    It just takes a lot of repetition and practice - really. Thanks for the compliment! (this is my second instructable ever)


    10 years ago on Step 1

    If they speak another language, then they won't understand the labels.


    11 years ago on Introduction

    I was right, this is the crazy method I was using. lol (really I just love polluting your comment sections with my inane blabbering at odd hours)


    11 years ago on Introduction

    Hey! That "better" one is mine! I made a "better" instructable! Thanks for the compliment!

    2 replies

    Reply 11 years ago on Introduction

    I just finished reading through it, and it's a very well written instructable. Now I just have to put it into practice.


    Reply 11 years ago on Introduction

    Thank you XD I just started trying to learn card tricks this fall, so I hadn't seen your kind of deck-cutting before.
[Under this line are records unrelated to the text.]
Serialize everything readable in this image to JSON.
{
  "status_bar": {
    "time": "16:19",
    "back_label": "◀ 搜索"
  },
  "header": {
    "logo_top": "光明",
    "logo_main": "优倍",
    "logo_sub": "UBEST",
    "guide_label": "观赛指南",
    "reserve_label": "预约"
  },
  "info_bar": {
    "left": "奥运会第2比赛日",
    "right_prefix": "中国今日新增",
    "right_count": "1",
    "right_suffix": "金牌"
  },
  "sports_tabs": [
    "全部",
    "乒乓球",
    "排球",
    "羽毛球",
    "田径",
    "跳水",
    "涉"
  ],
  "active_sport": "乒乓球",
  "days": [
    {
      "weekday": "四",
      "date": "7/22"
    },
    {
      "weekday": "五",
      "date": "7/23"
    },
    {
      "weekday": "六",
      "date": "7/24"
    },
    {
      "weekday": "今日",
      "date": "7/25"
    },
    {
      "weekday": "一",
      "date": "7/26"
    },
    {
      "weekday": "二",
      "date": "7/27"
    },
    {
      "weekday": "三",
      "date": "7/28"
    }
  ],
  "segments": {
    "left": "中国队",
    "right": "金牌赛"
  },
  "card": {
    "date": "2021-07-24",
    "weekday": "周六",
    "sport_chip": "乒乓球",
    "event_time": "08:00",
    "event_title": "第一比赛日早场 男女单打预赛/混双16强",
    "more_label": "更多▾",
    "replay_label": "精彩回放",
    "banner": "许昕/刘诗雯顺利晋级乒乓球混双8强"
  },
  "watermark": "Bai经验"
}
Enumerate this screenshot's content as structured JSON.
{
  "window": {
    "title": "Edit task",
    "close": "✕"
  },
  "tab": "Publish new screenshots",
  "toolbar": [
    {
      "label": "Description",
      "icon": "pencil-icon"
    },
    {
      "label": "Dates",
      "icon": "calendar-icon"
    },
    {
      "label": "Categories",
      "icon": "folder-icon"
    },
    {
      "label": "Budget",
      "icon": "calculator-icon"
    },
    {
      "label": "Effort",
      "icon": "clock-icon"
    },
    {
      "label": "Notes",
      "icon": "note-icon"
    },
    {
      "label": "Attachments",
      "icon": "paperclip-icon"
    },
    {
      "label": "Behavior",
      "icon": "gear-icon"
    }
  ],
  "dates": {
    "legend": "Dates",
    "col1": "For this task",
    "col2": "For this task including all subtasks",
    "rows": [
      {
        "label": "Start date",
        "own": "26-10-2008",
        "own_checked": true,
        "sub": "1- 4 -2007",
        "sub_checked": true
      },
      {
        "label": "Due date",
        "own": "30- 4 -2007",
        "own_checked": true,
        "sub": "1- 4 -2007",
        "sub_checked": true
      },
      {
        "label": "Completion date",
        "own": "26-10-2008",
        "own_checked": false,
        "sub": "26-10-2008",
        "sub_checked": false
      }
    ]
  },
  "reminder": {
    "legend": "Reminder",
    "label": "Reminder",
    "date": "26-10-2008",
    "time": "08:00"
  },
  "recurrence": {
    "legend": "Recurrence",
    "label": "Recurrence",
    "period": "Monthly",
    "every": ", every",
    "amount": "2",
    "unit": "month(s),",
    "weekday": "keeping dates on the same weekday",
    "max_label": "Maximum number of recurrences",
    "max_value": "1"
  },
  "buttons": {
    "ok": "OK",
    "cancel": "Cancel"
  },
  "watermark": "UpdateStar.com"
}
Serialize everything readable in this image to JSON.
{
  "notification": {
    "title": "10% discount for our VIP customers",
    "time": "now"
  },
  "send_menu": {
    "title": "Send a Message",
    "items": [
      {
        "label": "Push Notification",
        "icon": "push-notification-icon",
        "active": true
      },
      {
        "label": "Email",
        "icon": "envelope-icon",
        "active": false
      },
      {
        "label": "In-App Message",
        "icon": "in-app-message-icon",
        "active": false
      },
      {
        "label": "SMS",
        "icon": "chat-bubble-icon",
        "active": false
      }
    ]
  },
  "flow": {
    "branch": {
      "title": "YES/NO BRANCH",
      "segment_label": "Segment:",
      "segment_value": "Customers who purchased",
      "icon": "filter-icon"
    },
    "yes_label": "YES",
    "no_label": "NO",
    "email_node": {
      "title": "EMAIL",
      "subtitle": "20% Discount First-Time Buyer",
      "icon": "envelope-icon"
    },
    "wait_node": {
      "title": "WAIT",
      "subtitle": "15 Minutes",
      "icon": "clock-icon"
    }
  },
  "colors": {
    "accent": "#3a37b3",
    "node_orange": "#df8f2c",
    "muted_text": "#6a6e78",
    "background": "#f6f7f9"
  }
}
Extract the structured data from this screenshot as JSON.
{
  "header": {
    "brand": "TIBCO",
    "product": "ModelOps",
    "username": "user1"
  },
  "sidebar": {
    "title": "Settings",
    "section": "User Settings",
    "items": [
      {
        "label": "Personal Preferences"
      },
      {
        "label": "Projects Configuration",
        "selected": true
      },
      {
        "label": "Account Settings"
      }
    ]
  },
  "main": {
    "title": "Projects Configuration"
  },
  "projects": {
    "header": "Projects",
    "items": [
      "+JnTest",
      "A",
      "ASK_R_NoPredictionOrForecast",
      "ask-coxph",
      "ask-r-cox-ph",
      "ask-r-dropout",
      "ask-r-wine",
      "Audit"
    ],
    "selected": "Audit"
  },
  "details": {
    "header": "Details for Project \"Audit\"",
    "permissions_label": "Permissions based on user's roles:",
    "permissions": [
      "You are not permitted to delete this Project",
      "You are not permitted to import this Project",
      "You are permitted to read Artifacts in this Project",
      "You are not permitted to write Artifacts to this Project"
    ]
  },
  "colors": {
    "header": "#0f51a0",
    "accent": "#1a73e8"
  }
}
It seems more people do it that way, so now I know two kinds of cuts! Thanks!